Though they are named similarly, an identity provider and a service provider are two different ends of the user-need system. A service provider is any web-based application, system, or service that a user would like to access, which stores user information behind the wall of an account for authentication. An identity provider, on the other hand, is the intermediary service that actively records and confirms the identity of a user or device so that they can access the service provider’s network.
That being said, both are important to the process of federated identity management, which is an arrangement between two providers (an IdP and an SP) that offers secure, smooth access to information and services by consolidating their information into one interactive system rather than requiring them to create new authentication credentials at every step of the process and for every unique program or application they use.
Why use an IdP?
Using an IdP to secure user data has many benefits.
One of the most significant advantages of using an IdP is that it provides strong authentication methods such as multi-factor authentication (MFA), which can significantly reduce the risk of data loss or data compromise. By implementing MFA, the IdP can verify the identity of the user, making it harder for bad actors to gain unauthorized access to sensitive data.
Another benefit of using an IdP is that it simplifies the user experience by allowing users to use single sign-on (SSO) technology. This means users don’t have to remember multiple passwords, usernames, or secondary authentication methods, which reduces the overall amount of data that a company’s system needs to monitor at any given time. This also makes it easier for users to navigate between different applications and services without having to re-enter their credentials each time.
Beyond this, using an IdP can streamline the user data management process by taking the burden of data management and security off of the service provider. Again, this makes monitoring easier, as it provides a centralized unit for auditing access events (meaning instances of users attempting to gain access to information) and tracing those events. With an IdP, the service provider can focus on the service itself and on offering a great user experience while the IdP handles security and data management.
Overall, using an IdP is an effective way to secure user data and simplify the user experience while reducing the overall risk of data loss or data compromise.
Types of IdP
There are two main types of widely available IdP setups.
- SAML (Security Assertion Markup Language) is used to authenticate a user through identity federation. It’s an XML-based markup language that is supported by lots of major applications including Office 365 and Zoom.

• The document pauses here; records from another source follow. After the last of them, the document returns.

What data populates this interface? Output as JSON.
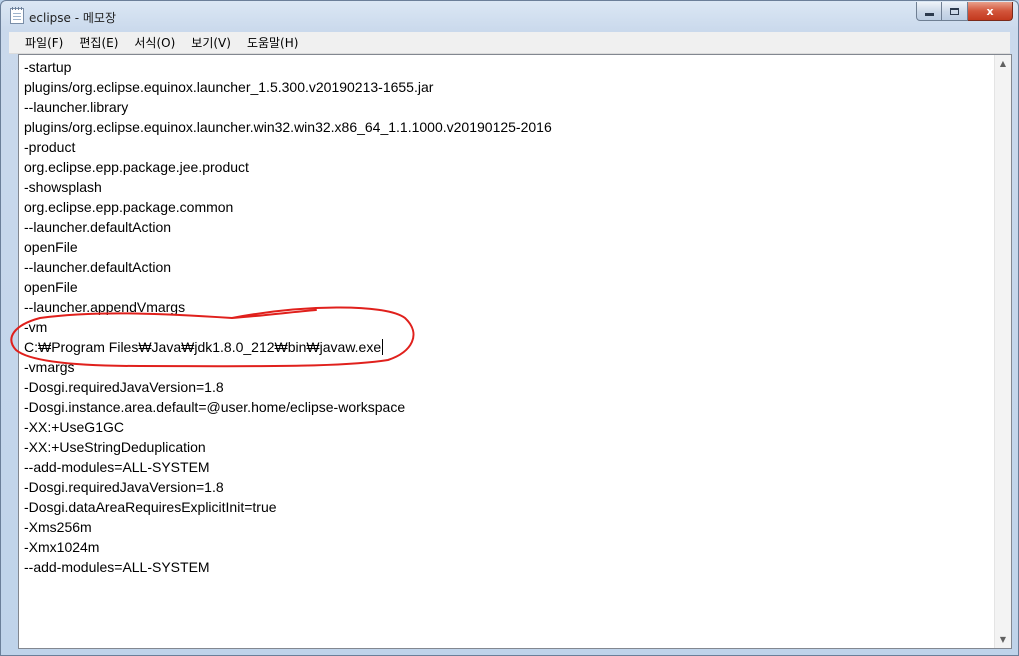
{
  "window": {
    "title": "eclipse - 메모장",
    "controls": {
      "minimize": "minimize",
      "maximize": "maximize",
      "close": "x"
    }
  },
  "menu": [
    "파일(F)",
    "편집(E)",
    "서식(O)",
    "보기(V)",
    "도움말(H)"
  ],
  "document": {
    "lines": [
      "-startup",
      "plugins/org.eclipse.equinox.launcher_1.5.300.v20190213-1655.jar",
      "--launcher.library",
      "plugins/org.eclipse.equinox.launcher.win32.win32.x86_64_1.1.1000.v20190125-2016",
      "-product",
      "org.eclipse.epp.package.jee.product",
      "-showsplash",
      "org.eclipse.epp.package.common",
      "--launcher.defaultAction",
      "openFile",
      "--launcher.defaultAction",
      "openFile",
      "--launcher.appendVmargs",
      "-vm",
      "C:₩Program Files₩Java₩jdk1.8.0_212₩bin₩javaw.exe",
      "-vmargs",
      "-Dosgi.requiredJavaVersion=1.8",
      "-Dosgi.instance.area.default=@user.home/eclipse-workspace",
      "-XX:+UseG1GC",
      "-XX:+UseStringDeduplication",
      "--add-modules=ALL-SYSTEM",
      "-Dosgi.requiredJavaVersion=1.8",
      "-Dosgi.dataAreaRequiresExplicitInit=true",
      "-Xms256m",
      "-Xmx1024m",
      "--add-modules=ALL-SYSTEM"
    ],
    "caret_line_index": 14
  },
  "annotation": {
    "color": "#e0201c"
  },
  "scrollbar": {
    "up_icon": "arrow-up-icon",
    "down_icon": "arrow-down-icon"
  }
}
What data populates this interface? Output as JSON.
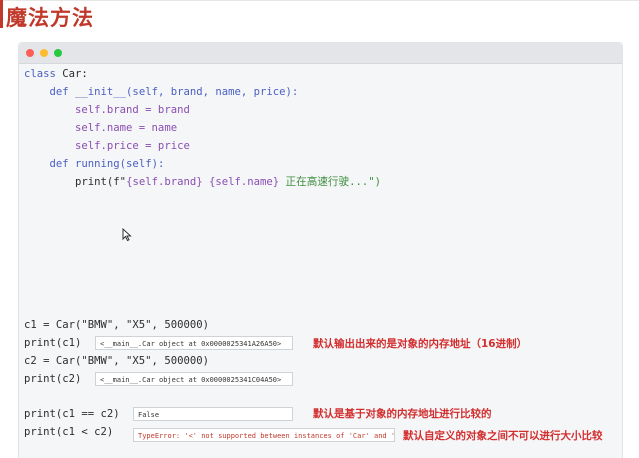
{
  "slide": {
    "title": "魔法方法"
  },
  "code": {
    "line1": {
      "kw": "class",
      "name": " Car:"
    },
    "line2": {
      "indent": "    ",
      "kw": "def",
      "name": " __init__(self, brand, name, price):"
    },
    "line3": "        self.brand = brand",
    "line4": "        self.name = name",
    "line5": "        self.price = price",
    "line6": {
      "indent": "    ",
      "kw": "def",
      "name": " running(self):"
    },
    "line7": {
      "pre": "        print(f\"",
      "a": "{self.brand}",
      "b": " ",
      "c": "{self.name}",
      "d": " 正在高速行驶...\")"
    },
    "c1_assign": "c1 = Car(\"BMW\", \"X5\", 500000)",
    "print_c1": "print(c1)",
    "c2_assign": "c2 = Car(\"BMW\", \"X5\", 500000)",
    "print_c2": "print(c2)",
    "print_eq": "print(c1 == c2)",
    "print_lt": "print(c1 < c2)"
  },
  "outputs": {
    "c1": "<__main__.Car object at 0x0000025341A26A50>",
    "c2": "<__main__.Car object at 0x0000025341C04A50>",
    "eq": "False",
    "lt": "TypeError: '<' not supported between instances of 'Car' and 'Car'"
  },
  "notes": {
    "default_output": "默认输出出来的是对象的内存地址（16进制）",
    "default_compare": "默认是基于对象的内存地址进行比较的",
    "no_size_compare": "默认自定义的对象之间不可以进行大小比较"
  },
  "colors": {
    "accent": "#c0392b",
    "note": "#d32f2f",
    "keyword": "#4a5fc1",
    "string": "#3e8f3e"
  },
  "icons": [
    "traffic-light-red",
    "traffic-light-yellow",
    "traffic-light-green",
    "mouse-cursor-icon"
  ]
}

- SSO (short for Single Sign-On) is a system that lets users log into a system with one set of credentials across multiple accounts. This is especially useful for larger organizations with multiple employees who need access to a wide range of applications, as it can streamline data and reduce the amount of data vulnerable to cyberattacks.
How an IdP works
IdPs have three basic steps in their working process.
- Request. The IdP asks the user to provide them with some form of identification, usually a username or email and a password. Sometimes IdPs will ask for more than one form of identification so that multi-factor authentication (MFA) can be established.
- Verification. The IdP will verify that the information provided matches the user whose data is being accessed. This is usually done via a one-time password (OTP) or verification code that must be entered from the secondary identification methods.
- Unlocking. If the user’s information is found to be legitimate based on the IdP’s records, then they are authorized to access their information and the barrier protecting it comes down so that they can see the specific resources they requested.
Usually, this process will need to be repeated every time a user logs into the service provider’s main system. There are often options users can select to have IdPs remember specific devices or browsers so that they do not need to log in as often.
Data protection online is incredibly important, which is why service providers partner with identity providers. This system allows users to have both an easy and secure way to access their data without worrying that it will be compromised by malicious third parties.
If your company is interested in establishing an authentication system, Netlok’s Photolok service might be the IdP you’ve been looking for. Photolok is a unique authentication system that allows users to upload photos to be used as identifiers; simply upload and label your security image and select it from a roster of images to verify your identity. Photolok even provides users with a Duress option, which allows them to choose a specific photo if they have been forced to access their account, sending a distress signal to the provider so that authorities can be alerted to the situation quickly and quietly.
You can request a demo of Photolok today to see if this service is right for your organization.